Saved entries
◇ ◇ ◇ ◇ ◇ ◇ ◇

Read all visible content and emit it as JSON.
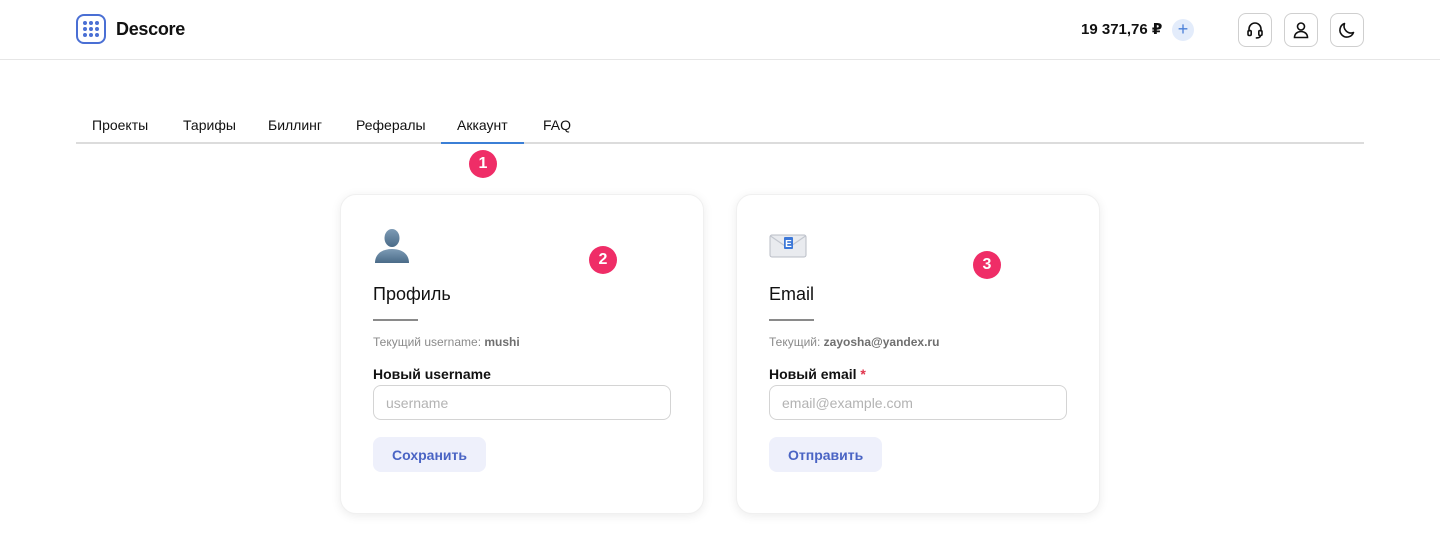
{
  "header": {
    "brand": "Descore",
    "balance": "19 371,76 ₽",
    "add_label": "+"
  },
  "icons": {
    "logo": "grid-dots-icon",
    "support": "headset-icon",
    "profile": "user-icon",
    "theme": "moon-icon"
  },
  "tabs": [
    {
      "label": "Проекты"
    },
    {
      "label": "Тарифы"
    },
    {
      "label": "Биллинг"
    },
    {
      "label": "Рефералы"
    },
    {
      "label": "Аккаунт",
      "active": true
    },
    {
      "label": "FAQ"
    }
  ],
  "badges": [
    "1",
    "2",
    "3"
  ],
  "profile_card": {
    "title": "Профиль",
    "current_prefix": "Текущий username:",
    "current_value": "mushi",
    "field_label": "Новый username",
    "placeholder": "username",
    "button": "Сохранить"
  },
  "email_card": {
    "title": "Email",
    "current_prefix": "Текущий:",
    "current_value": "zayosha@yandex.ru",
    "field_label": "Новый email",
    "required_mark": "*",
    "placeholder": "email@example.com",
    "button": "Отправить"
  },
  "colors": {
    "accent": "#3b7fd6",
    "badge": "#ef2d67",
    "button_bg": "#eef0fb",
    "button_text": "#4a64c4"
  }
}
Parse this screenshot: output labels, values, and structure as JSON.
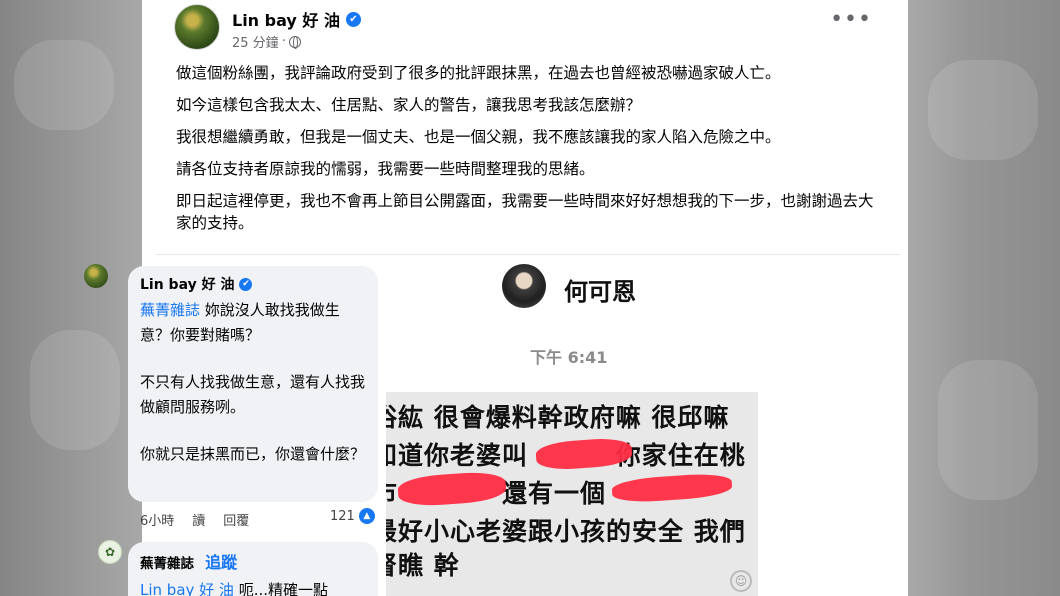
{
  "post": {
    "author": "Lin bay 好 油",
    "timestamp": "25 分鐘",
    "separator": "·",
    "paragraphs": [
      "做這個粉絲團，我評論政府受到了很多的批評跟抹黑，在過去也曾經被恐嚇過家破人亡。",
      "如今這樣包含我太太、住居點、家人的警告，讓我思考我該怎麼辦？",
      "我很想繼續勇敢，但我是一個丈夫、也是一個父親，我不應該讓我的家人陷入危險之中。",
      "請各位支持者原諒我的懦弱，我需要一些時間整理我的思緒。",
      "即日起這裡停更，我也不會再上節目公開露面，我需要一些時間來好好想想我的下一步，也謝謝過去大家的支持。"
    ],
    "verified_icon": "✔",
    "more_icon": "•••"
  },
  "comment": {
    "author": "Lin bay 好 油",
    "mention": "蕪菁雜誌",
    "line1_rest": " 妳說沒人敢找我做生意？你要對賭嗎？",
    "line2": "不只有人找我做生意，還有人找我做顧問服務咧。",
    "line3": "你就只是抹黑而已，你還會什麼？",
    "time": "6小時",
    "read": "讀",
    "reply": "回覆",
    "likes": "121",
    "like_icon": "👍"
  },
  "reply": {
    "author": "蕪菁雜誌",
    "follow": "追蹤",
    "mention": "Lin bay 好 油",
    "text": " 呃...精確一點"
  },
  "chat": {
    "contact_name": "何可恩",
    "time": "下午 6:41",
    "lines": [
      "浴紘 很會爆料幹政府嘛 很邱嘛",
      "知道你老婆叫　　　 你家住在桃",
      "市　　　　還有一個",
      "最好小心老婆跟小孩的安全 我們",
      "督瞧 幹"
    ],
    "redaction_color": "#ff2d44"
  }
}
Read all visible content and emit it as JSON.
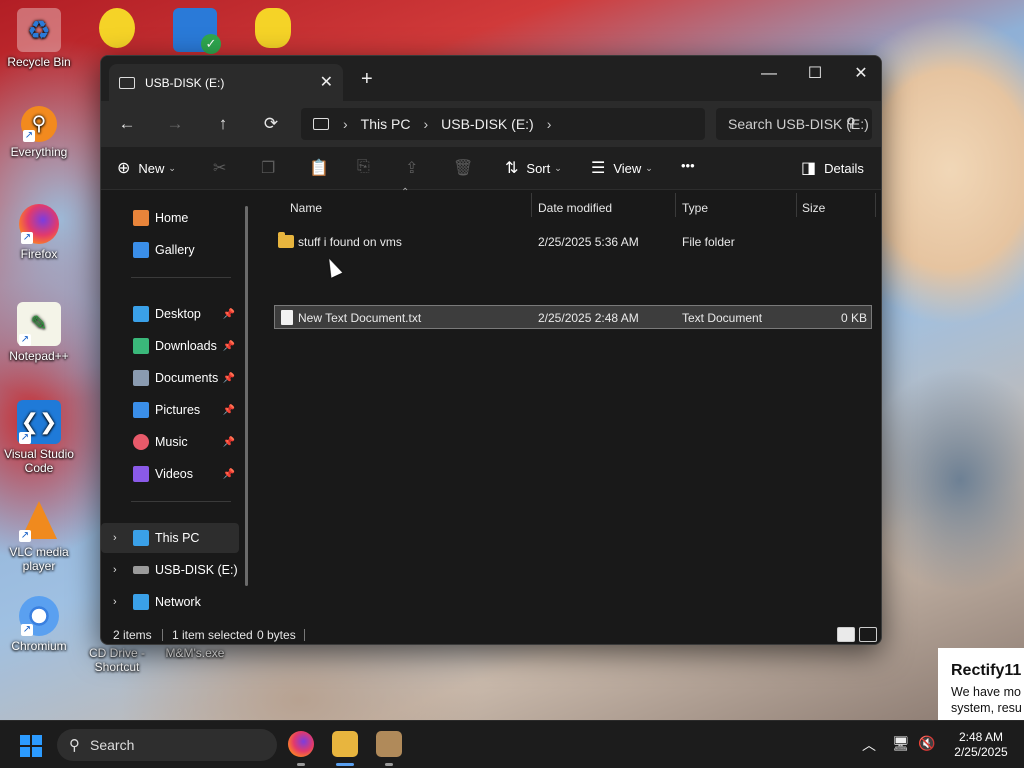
{
  "desktop": {
    "icons": [
      {
        "label": "Recycle Bin",
        "icon": "recycle-bin-icon"
      },
      {
        "label": "Everything",
        "icon": "everything-search-icon"
      },
      {
        "label": "Firefox",
        "icon": "firefox-icon"
      },
      {
        "label": "Notepad++",
        "icon": "notepadpp-icon"
      },
      {
        "label": "Visual Studio Code",
        "icon": "vscode-icon"
      },
      {
        "label": "VLC media player",
        "icon": "vlc-icon"
      },
      {
        "label": "Chromium",
        "icon": "chromium-icon"
      },
      {
        "label": "CD Drive - Shortcut",
        "icon": "cd-drive-icon"
      },
      {
        "label": "M&M's.exe",
        "icon": "exe-icon"
      }
    ]
  },
  "window": {
    "tab_title": "USB-DISK (E:)",
    "new_tab": "+",
    "controls": {
      "minimize": "—",
      "maximize": "☐",
      "close": "✕"
    }
  },
  "nav": {
    "back": "←",
    "forward": "→",
    "up": "↑",
    "refresh": "⟳",
    "breadcrumb": [
      "This PC",
      "USB-DISK (E:)"
    ],
    "search_placeholder": "Search USB-DISK (E:)"
  },
  "toolbar": {
    "new": "New",
    "sort": "Sort",
    "view": "View",
    "more": "•••",
    "details": "Details"
  },
  "sidebar": {
    "top": [
      {
        "label": "Home",
        "color": "#e8843a"
      },
      {
        "label": "Gallery",
        "color": "#3a8ee8"
      }
    ],
    "pinned": [
      {
        "label": "Desktop",
        "color": "#3aa0e8"
      },
      {
        "label": "Downloads",
        "color": "#3ab87a"
      },
      {
        "label": "Documents",
        "color": "#8a9bb0"
      },
      {
        "label": "Pictures",
        "color": "#3a8ee8"
      },
      {
        "label": "Music",
        "color": "#e85a6a"
      },
      {
        "label": "Videos",
        "color": "#8a5ae8"
      }
    ],
    "locations": [
      {
        "label": "This PC",
        "color": "#3aa0e8",
        "selected": true
      },
      {
        "label": "USB-DISK (E:)",
        "color": "#9a9a9a",
        "selected": false
      },
      {
        "label": "Network",
        "color": "#3aa0e8",
        "selected": false
      }
    ]
  },
  "columns": [
    "Name",
    "Date modified",
    "Type",
    "Size"
  ],
  "files": [
    {
      "name": "stuff i found on vms",
      "date": "2/25/2025 5:36 AM",
      "type": "File folder",
      "size": ""
    },
    {
      "name": "New Text Document.txt",
      "date": "2/25/2025 2:48 AM",
      "type": "Text Document",
      "size": "0 KB"
    }
  ],
  "status": {
    "count": "2 items",
    "selected": "1 item selected",
    "size": "0 bytes"
  },
  "taskbar": {
    "search": "Search",
    "time": "2:48 AM",
    "date": "2/25/2025"
  },
  "notification": {
    "title": "Rectify11",
    "body_line1": "We have mo",
    "body_line2": "system, resu"
  }
}
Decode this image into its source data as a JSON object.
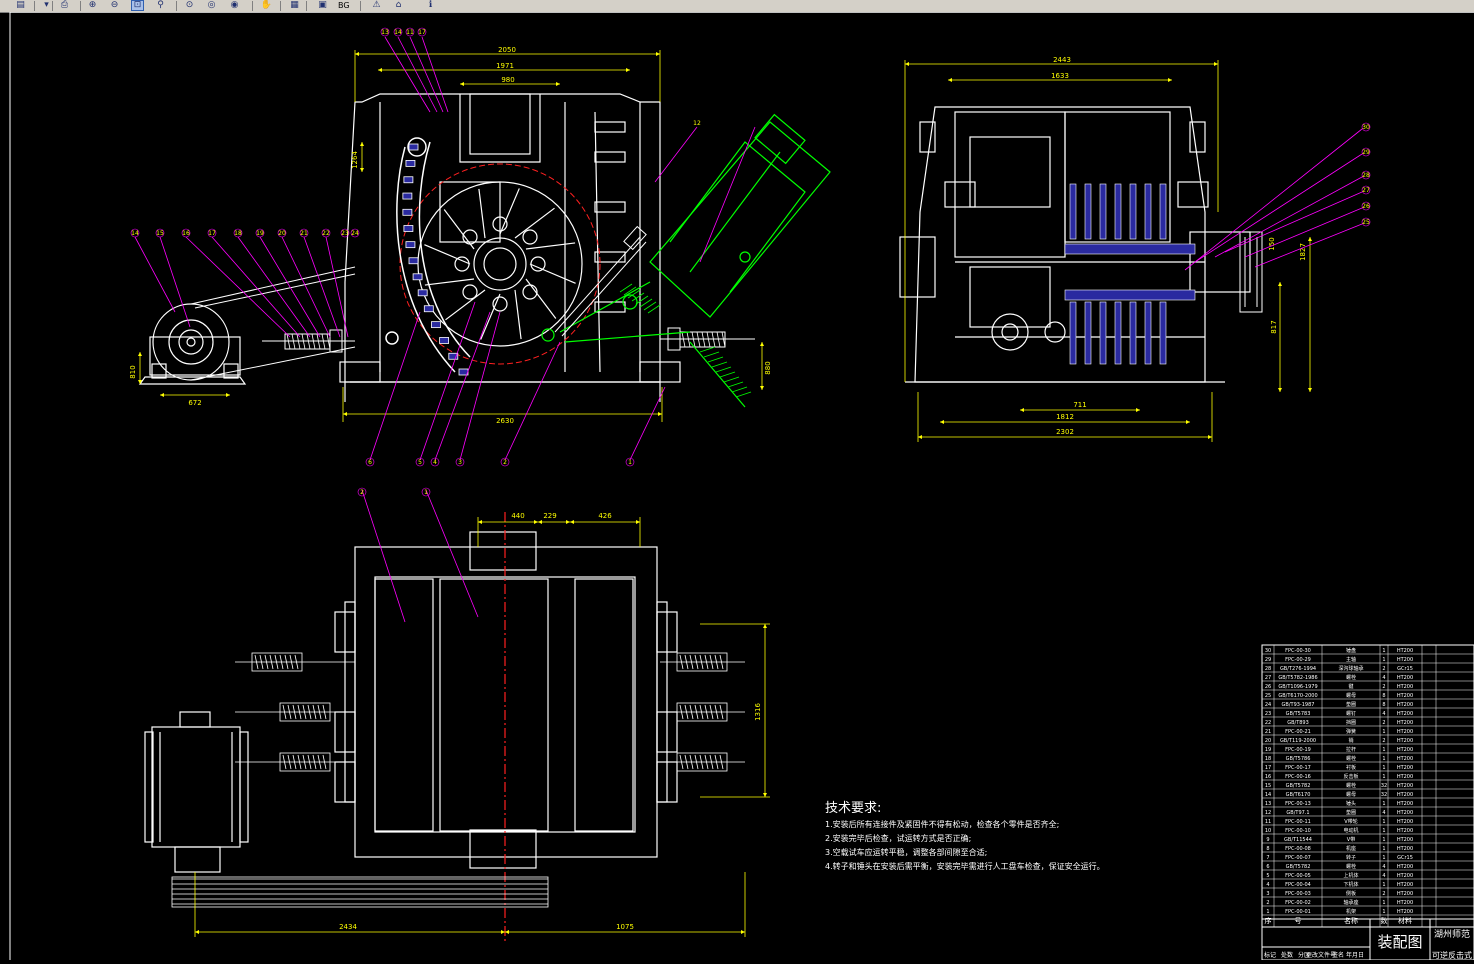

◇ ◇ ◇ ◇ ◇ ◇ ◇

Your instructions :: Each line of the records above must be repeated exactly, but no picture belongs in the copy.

Result for this task ::
Read all visible content and emit it as JSON.
{
  "header": {
    "brand": "Descore",
    "balance": "19 371,76 ₽",
    "add_label": "+"
  },
  "icons": {
    "logo": "grid-dots-icon",
    "support": "headset-icon",
    "profile": "user-icon",
    "theme": "moon-icon"
  },
  "tabs": [
    {
      "label": "Проекты"
    },
    {
      "label": "Тарифы"
    },
    {
      "label": "Биллинг"
    },
    {
      "label": "Рефералы"
    },
    {
      "label": "Аккаунт",
      "active": true
    },
    {
      "label": "FAQ"
    }
  ],
  "badges": [
    "1",
    "2",
    "3"
  ],
  "profile_card": {
    "title": "Профиль",
    "current_prefix": "Текущий username:",
    "current_value": "mushi",
    "field_label": "Новый username",
    "placeholder": "username",
    "button": "Сохранить"
  },
  "email_card": {
    "title": "Email",
    "current_prefix": "Текущий:",
    "current_value": "zayosha@yandex.ru",
    "field_label": "Новый email",
    "required_mark": "*",
    "placeholder": "email@example.com",
    "button": "Отправить"
  },
  "colors": {
    "accent": "#3b7fd6",
    "badge": "#ef2d67",
    "button_bg": "#eef0fb",
    "button_text": "#4a64c4"
  }
}
Parse this screenshot: output labels, values, and structure as JSON.
{
  "post": {
    "author": "Lin bay 好 油",
    "timestamp": "25 分鐘",
    "separator": "·",
    "paragraphs": [
      "做這個粉絲團，我評論政府受到了很多的批評跟抹黑，在過去也曾經被恐嚇過家破人亡。",
      "如今這樣包含我太太、住居點、家人的警告，讓我思考我該怎麼辦？",
      "我很想繼續勇敢，但我是一個丈夫、也是一個父親，我不應該讓我的家人陷入危險之中。",
      "請各位支持者原諒我的懦弱，我需要一些時間整理我的思緒。",
      "即日起這裡停更，我也不會再上節目公開露面，我需要一些時間來好好想想我的下一步，也謝謝過去大家的支持。"
    ],
    "verified_icon": "✔",
    "more_icon": "•••"
  },
  "comment": {
    "author": "Lin bay 好 油",
    "mention": "蕪菁雜誌",
    "line1_rest": " 妳說沒人敢找我做生意？你要對賭嗎？",
    "line2": "不只有人找我做生意，還有人找我做顧問服務咧。",
    "line3": "你就只是抹黑而已，你還會什麼？",
    "time": "6小時",
    "read": "讀",
    "reply": "回覆",
    "likes": "121",
    "like_icon": "👍"
  },
  "reply": {
    "author": "蕪菁雜誌",
    "follow": "追蹤",
    "mention": "Lin bay 好 油",
    "text": " 呃...精確一點"
  },
  "chat": {
    "contact_name": "何可恩",
    "time": "下午 6:41",
    "lines": [
      "浴紘 很會爆料幹政府嘛 很邱嘛",
      "知道你老婆叫　　　 你家住在桃",
      "市　　　　還有一個",
      "最好小心老婆跟小孩的安全 我們",
      "督瞧 幹"
    ],
    "redaction_color": "#ff2d44"
  }
}
Read all visible content and emit it as JSON.
{
  "desktop": {
    "icons": [
      {
        "label": "Recycle Bin",
        "icon": "recycle-bin-icon"
      },
      {
        "label": "Everything",
        "icon": "everything-search-icon"
      },
      {
        "label": "Firefox",
        "icon": "firefox-icon"
      },
      {
        "label": "Notepad++",
        "icon": "notepadpp-icon"
      },
      {
        "label": "Visual Studio Code",
        "icon": "vscode-icon"
      },
      {
        "label": "VLC media player",
        "icon": "vlc-icon"
      },
      {
        "label": "Chromium",
        "icon": "chromium-icon"
      },
      {
        "label": "CD Drive - Shortcut",
        "icon": "cd-drive-icon"
      },
      {
        "label": "M&M's.exe",
        "icon": "exe-icon"
      }
    ]
  },
  "window": {
    "tab_title": "USB-DISK (E:)",
    "new_tab": "+",
    "controls": {
      "minimize": "—",
      "maximize": "☐",
      "close": "✕"
    }
  },
  "nav": {
    "back": "←",
    "forward": "→",
    "up": "↑",
    "refresh": "⟳",
    "breadcrumb": [
      "This PC",
      "USB-DISK (E:)"
    ],
    "search_placeholder": "Search USB-DISK (E:)"
  },
  "toolbar": {
    "new": "New",
    "sort": "Sort",
    "view": "View",
    "more": "•••",
    "details": "Details"
  },
  "sidebar": {
    "top": [
      {
        "label": "Home",
        "color": "#e8843a"
      },
      {
        "label": "Gallery",
        "color": "#3a8ee8"
      }
    ],
    "pinned": [
      {
        "label": "Desktop",
        "color": "#3aa0e8"
      },
      {
        "label": "Downloads",
        "color": "#3ab87a"
      },
      {
        "label": "Documents",
        "color": "#8a9bb0"
      },
      {
        "label": "Pictures",
        "color": "#3a8ee8"
      },
      {
        "label": "Music",
        "color": "#e85a6a"
      },
      {
        "label": "Videos",
        "color": "#8a5ae8"
      }
    ],
    "locations": [
      {
        "label": "This PC",
        "color": "#3aa0e8",
        "selected": true
      },
      {
        "label": "USB-DISK (E:)",
        "color": "#9a9a9a",
        "selected": false
      },
      {
        "label": "Network",
        "color": "#3aa0e8",
        "selected": false
      }
    ]
  },
  "columns": [
    "Name",
    "Date modified",
    "Type",
    "Size"
  ],
  "files": [
    {
      "name": "stuff i found on vms",
      "date": "2/25/2025 5:36 AM",
      "type": "File folder",
      "size": ""
    },
    {
      "name": "New Text Document.txt",
      "date": "2/25/2025 2:48 AM",
      "type": "Text Document",
      "size": "0 KB"
    }
  ],
  "status": {
    "count": "2 items",
    "selected": "1 item selected",
    "size": "0 bytes"
  },
  "taskbar": {
    "search": "Search",
    "time": "2:48 AM",
    "date": "2/25/2025"
  },
  "notification": {
    "title": "Rectify11",
    "body_line1": "We have mo",
    "body_line2": "system, resu"
  }
}
Decode this image into its source data as a JSON object.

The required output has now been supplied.